*** ENTRIES SUPPLIED

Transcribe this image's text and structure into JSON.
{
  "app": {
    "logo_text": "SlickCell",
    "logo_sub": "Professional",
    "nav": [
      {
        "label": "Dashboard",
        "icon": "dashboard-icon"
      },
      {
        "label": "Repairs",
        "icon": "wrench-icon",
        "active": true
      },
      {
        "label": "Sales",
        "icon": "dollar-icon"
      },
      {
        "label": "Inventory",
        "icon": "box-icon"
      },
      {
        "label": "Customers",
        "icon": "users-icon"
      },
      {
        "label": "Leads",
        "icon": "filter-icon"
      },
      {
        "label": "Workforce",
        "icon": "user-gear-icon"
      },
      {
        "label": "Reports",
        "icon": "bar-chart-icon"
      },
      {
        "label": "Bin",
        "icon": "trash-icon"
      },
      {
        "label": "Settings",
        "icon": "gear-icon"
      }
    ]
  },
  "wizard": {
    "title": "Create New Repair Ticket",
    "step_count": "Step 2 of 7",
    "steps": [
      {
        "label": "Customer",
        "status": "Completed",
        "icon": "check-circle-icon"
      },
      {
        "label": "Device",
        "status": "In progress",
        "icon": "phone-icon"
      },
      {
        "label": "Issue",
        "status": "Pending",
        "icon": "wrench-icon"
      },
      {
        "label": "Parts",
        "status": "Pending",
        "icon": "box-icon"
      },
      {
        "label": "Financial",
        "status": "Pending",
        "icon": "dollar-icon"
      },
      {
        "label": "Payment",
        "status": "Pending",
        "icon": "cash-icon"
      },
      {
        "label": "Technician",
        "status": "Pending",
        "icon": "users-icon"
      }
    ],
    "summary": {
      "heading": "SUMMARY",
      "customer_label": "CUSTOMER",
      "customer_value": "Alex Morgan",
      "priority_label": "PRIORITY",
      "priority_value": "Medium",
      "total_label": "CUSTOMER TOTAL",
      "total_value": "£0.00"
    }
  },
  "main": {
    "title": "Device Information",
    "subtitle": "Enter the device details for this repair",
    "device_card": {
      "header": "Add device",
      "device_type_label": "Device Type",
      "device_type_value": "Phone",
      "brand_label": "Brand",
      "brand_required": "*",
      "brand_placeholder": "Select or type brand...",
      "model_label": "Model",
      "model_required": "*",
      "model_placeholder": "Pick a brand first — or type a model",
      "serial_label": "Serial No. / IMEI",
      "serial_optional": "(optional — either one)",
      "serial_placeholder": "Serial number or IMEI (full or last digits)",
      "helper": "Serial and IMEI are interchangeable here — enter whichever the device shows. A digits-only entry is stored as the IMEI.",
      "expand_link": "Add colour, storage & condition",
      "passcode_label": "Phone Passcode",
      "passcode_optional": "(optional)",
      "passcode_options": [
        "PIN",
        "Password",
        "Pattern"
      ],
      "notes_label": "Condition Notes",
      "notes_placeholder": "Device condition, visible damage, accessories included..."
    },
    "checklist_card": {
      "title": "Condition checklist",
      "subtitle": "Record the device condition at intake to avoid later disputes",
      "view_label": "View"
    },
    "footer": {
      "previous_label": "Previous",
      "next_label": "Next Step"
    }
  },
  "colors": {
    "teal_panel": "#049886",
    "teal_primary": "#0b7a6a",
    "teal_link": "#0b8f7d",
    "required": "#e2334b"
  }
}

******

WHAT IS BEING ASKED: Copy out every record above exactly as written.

SOLVED PROBLEM:
Transcribe this image's text and structure into JSON.
{
  "app": {
    "logo_text": "SlickCell",
    "logo_sub": "Professional",
    "nav": [
      {
        "label": "Dashboard",
        "icon": "dashboard-icon"
      },
      {
        "label": "Repairs",
        "icon": "wrench-icon",
        "active": true
      },
      {
        "label": "Sales",
        "icon": "dollar-icon"
      },
      {
        "label": "Inventory",
        "icon": "box-icon"
      },
      {
        "label": "Customers",
        "icon": "users-icon"
      },
      {
        "label": "Leads",
        "icon": "filter-icon"
      },
      {
        "label": "Workforce",
        "icon": "user-gear-icon"
      },
      {
        "label": "Reports",
        "icon": "bar-chart-icon"
      },
      {
        "label": "Bin",
        "icon": "trash-icon"
      },
      {
        "label": "Settings",
        "icon": "gear-icon"
      }
    ]
  },
  "wizard": {
    "title": "Create New Repair Ticket",
    "step_count": "Step 2 of 7",
    "steps": [
      {
        "label": "Customer",
        "status": "Completed",
        "icon": "check-circle-icon"
      },
      {
        "label": "Device",
        "status": "In progress",
        "icon": "phone-icon"
      },
      {
        "label": "Issue",
        "status": "Pending",
        "icon": "wrench-icon"
      },
      {
        "label": "Parts",
        "status": "Pending",
        "icon": "box-icon"
      },
      {
        "label": "Financial",
        "status": "Pending",
        "icon": "dollar-icon"
      },
      {
        "label": "Payment",
        "status": "Pending",
        "icon": "cash-icon"
      },
      {
        "label": "Technician",
        "status": "Pending",
        "icon": "users-icon"
      }
    ],
    "summary": {
      "heading": "SUMMARY",
      "customer_label": "CUSTOMER",
      "customer_value": "Alex Morgan",
      "priority_label": "PRIORITY",
      "priority_value": "Medium",
      "total_label": "CUSTOMER TOTAL",
      "total_value": "£0.00"
    }
  },
  "main": {
    "title": "Device Information",
    "subtitle": "Enter the device details for this repair",
    "device_card": {
      "header": "Add device",
      "device_type_label": "Device Type",
      "device_type_value": "Phone",
      "brand_label": "Brand",
      "brand_required": "*",
      "brand_placeholder": "Select or type brand...",
      "model_label": "Model",
      "model_required": "*",
      "model_placeholder": "Pick a brand first — or type a model",
      "serial_label": "Serial No. / IMEI",
      "serial_optional": "(optional — either one)",
      "serial_placeholder": "Serial number or IMEI (full or last digits)",
      "helper": "Serial and IMEI are interchangeable here — enter whichever the device shows. A digits-only entry is stored as the IMEI.",
      "expand_link": "Add colour, storage & condition",
      "passcode_label": "Phone Passcode",
      "passcode_optional": "(optional)",
      "passcode_options": [
        "PIN",
        "Password",
        "Pattern"
      ],
      "notes_label": "Condition Notes",
      "notes_placeholder": "Device condition, visible damage, accessories included..."
    },
    "checklist_card": {
      "title": "Condition checklist",
      "subtitle": "Record the device condition at intake to avoid later disputes",
      "view_label": "View"
    },
    "footer": {
      "previous_label": "Previous",
      "next_label": "Next Step"
    }
  },
  "colors": {
    "teal_panel": "#049886",
    "teal_primary": "#0b7a6a",
    "teal_link": "#0b8f7d",
    "required": "#e2334b"
  }
}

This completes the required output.